*** Opening Provided data ***

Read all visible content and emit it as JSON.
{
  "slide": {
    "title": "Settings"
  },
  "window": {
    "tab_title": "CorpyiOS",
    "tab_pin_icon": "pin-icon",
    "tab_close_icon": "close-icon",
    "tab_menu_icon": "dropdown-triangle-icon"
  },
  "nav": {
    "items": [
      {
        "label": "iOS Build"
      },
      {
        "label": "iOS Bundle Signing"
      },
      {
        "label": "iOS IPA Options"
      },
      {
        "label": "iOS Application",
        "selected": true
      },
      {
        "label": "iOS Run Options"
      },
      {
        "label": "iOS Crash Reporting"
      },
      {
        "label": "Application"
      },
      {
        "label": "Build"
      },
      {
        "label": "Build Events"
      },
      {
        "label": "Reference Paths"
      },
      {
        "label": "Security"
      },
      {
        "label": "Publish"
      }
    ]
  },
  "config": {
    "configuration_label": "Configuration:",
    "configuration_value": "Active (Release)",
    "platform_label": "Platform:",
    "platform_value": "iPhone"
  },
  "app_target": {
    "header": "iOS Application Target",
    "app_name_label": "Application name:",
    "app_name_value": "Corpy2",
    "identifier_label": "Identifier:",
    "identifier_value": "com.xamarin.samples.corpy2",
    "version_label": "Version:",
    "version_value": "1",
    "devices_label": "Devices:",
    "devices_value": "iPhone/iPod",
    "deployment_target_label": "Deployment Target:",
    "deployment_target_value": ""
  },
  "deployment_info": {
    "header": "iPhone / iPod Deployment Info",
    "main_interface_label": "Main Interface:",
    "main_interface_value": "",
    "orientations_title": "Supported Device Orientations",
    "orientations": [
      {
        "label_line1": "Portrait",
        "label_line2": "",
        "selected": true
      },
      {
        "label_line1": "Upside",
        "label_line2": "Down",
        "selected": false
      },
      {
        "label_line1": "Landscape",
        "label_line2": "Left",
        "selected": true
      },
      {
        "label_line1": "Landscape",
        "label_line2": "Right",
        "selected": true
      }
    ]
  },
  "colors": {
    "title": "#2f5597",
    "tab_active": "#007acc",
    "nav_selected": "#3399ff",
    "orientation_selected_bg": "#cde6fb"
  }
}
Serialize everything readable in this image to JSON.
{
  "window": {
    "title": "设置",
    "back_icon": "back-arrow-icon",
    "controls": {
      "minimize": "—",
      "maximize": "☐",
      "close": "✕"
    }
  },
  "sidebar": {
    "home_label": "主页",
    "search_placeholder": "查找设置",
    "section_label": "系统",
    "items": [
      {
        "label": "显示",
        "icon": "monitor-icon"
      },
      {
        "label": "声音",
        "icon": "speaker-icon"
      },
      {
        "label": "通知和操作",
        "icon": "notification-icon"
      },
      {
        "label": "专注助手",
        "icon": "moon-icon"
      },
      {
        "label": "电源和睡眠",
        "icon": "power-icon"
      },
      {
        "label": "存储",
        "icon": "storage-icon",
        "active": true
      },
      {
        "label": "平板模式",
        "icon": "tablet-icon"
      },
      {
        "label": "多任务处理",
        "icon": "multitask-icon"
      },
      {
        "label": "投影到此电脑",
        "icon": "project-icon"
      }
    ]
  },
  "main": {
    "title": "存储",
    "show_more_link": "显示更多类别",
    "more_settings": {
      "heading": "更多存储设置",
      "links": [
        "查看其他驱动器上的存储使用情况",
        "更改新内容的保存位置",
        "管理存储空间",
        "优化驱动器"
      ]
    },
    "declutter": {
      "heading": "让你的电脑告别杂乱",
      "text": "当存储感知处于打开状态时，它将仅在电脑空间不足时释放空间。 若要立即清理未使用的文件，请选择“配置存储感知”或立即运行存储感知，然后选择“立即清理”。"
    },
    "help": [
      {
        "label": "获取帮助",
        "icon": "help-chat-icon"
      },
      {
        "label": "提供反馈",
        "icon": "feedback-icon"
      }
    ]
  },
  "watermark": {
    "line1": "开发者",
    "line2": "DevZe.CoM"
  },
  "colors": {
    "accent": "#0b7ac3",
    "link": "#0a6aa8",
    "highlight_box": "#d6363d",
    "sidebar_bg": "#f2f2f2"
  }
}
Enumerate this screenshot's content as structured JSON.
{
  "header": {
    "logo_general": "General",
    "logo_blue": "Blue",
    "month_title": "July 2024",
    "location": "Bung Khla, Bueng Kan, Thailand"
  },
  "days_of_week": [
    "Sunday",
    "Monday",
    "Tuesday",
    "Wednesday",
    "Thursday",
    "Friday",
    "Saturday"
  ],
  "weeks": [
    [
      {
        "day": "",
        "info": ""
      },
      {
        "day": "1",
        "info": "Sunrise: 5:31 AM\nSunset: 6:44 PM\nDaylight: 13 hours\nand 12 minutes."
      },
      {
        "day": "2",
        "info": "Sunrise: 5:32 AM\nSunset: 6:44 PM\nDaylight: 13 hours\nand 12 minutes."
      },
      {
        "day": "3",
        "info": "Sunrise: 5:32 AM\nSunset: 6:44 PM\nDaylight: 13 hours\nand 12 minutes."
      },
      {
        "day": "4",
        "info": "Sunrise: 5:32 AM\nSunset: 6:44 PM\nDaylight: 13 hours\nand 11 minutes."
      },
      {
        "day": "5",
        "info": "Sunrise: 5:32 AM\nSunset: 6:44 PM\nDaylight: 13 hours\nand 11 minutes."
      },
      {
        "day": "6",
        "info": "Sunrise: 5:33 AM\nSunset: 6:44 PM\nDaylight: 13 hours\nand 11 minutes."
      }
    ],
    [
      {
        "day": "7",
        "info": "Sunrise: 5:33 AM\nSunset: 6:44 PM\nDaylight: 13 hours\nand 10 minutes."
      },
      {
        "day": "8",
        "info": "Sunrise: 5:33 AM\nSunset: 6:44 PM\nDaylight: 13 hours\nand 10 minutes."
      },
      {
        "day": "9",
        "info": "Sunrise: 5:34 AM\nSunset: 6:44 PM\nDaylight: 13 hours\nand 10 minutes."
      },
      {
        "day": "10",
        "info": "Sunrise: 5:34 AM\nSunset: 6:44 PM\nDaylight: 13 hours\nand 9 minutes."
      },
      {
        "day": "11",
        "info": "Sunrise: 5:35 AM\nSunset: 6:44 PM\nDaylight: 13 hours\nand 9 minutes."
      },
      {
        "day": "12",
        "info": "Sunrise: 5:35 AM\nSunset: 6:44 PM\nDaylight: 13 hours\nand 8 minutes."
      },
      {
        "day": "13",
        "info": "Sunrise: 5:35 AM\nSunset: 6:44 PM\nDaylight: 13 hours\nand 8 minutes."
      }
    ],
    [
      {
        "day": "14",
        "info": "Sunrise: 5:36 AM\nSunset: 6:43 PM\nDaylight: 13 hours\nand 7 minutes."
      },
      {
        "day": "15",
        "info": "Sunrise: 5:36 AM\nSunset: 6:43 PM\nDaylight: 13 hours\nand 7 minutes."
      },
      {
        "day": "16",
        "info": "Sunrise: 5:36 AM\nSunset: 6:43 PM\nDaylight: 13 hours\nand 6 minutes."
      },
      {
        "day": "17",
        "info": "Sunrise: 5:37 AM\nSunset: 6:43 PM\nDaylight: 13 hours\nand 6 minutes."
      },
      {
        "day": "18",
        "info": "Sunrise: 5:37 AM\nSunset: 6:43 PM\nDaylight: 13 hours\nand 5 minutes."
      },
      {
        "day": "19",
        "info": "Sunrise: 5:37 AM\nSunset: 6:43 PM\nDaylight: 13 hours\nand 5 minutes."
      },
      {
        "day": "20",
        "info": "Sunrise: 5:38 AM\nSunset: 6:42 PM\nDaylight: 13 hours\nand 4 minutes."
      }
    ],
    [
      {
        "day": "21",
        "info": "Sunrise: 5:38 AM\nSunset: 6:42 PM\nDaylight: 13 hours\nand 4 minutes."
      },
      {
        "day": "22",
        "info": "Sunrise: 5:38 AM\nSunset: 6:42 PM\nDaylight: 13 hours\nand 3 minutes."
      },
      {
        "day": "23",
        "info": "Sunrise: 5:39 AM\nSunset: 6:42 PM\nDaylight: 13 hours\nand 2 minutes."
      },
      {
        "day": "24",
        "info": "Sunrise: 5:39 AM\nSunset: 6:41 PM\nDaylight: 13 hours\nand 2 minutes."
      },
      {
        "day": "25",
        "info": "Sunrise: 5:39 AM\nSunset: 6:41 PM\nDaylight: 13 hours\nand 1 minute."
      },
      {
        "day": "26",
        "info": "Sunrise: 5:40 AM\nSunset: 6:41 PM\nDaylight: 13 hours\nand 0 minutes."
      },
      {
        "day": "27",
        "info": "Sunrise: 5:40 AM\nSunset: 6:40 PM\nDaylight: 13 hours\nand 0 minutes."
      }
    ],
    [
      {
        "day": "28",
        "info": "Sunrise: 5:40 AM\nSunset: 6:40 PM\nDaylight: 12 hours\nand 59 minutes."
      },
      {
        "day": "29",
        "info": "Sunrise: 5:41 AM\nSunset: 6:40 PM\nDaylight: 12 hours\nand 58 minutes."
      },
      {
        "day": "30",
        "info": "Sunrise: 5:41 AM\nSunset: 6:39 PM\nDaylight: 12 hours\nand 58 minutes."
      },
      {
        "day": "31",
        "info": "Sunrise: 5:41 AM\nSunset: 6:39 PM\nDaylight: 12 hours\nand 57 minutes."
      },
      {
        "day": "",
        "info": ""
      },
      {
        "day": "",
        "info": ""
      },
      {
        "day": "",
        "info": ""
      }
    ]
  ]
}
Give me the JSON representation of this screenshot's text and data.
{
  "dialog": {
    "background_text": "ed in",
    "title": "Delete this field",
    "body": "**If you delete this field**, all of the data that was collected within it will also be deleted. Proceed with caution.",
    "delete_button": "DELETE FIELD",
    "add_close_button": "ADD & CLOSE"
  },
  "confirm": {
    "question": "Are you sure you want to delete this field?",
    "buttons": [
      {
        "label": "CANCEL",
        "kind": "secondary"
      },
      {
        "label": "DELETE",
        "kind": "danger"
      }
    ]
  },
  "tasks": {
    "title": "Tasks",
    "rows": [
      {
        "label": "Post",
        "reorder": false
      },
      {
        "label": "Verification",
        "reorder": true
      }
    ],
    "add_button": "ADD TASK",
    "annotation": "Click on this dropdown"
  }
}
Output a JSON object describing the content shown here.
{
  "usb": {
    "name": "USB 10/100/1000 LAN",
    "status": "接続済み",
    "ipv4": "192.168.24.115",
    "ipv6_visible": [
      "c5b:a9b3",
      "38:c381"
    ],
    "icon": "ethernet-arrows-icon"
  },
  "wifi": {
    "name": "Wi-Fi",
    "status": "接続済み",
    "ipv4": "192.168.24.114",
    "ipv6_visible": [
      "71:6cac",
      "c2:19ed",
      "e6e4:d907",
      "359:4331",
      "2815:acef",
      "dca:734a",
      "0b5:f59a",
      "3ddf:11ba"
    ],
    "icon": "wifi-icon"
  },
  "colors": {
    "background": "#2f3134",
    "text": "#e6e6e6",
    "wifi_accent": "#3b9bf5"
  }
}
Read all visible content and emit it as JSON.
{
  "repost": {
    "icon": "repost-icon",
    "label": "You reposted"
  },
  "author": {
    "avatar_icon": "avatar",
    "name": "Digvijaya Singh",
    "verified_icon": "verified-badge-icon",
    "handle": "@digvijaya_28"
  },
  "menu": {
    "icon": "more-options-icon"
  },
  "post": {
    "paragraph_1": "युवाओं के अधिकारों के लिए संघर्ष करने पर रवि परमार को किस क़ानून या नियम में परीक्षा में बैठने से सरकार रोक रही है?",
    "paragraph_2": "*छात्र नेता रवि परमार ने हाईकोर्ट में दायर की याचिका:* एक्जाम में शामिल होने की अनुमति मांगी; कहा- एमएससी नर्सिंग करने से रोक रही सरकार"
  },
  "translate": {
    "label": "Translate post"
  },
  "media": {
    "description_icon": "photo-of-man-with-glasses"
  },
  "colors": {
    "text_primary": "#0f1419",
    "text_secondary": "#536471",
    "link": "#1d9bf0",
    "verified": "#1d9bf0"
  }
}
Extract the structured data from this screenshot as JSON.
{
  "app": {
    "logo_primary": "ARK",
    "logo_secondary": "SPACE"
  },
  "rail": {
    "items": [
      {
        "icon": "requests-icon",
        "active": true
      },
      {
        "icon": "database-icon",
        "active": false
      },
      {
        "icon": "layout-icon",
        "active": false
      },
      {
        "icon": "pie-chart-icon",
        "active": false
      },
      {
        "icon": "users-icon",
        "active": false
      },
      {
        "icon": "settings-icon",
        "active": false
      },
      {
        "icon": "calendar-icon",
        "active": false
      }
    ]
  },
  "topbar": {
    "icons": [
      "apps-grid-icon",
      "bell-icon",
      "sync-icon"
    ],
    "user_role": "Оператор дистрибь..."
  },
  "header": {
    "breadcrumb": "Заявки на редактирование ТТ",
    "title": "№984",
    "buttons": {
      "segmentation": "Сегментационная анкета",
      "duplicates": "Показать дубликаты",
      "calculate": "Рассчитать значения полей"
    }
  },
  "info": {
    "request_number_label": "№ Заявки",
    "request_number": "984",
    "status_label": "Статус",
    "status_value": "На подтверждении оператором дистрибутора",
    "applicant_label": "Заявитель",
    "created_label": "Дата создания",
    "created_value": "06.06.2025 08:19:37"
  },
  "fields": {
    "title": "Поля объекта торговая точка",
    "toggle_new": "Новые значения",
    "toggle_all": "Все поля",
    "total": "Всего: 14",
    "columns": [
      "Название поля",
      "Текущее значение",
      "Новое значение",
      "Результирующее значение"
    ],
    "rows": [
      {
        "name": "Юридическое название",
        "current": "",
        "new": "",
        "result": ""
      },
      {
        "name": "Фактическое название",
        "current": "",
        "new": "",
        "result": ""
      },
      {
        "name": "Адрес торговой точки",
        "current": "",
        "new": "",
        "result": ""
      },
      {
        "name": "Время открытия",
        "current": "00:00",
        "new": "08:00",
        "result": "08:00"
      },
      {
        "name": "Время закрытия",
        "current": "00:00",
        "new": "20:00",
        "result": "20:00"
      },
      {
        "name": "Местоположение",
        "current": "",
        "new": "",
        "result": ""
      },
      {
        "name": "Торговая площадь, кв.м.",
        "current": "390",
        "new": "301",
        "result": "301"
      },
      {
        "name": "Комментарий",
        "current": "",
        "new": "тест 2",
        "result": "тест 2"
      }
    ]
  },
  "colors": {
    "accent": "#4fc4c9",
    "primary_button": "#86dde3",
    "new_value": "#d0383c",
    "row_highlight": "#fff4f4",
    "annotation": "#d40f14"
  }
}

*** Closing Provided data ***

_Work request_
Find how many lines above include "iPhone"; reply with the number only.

_Your response_
3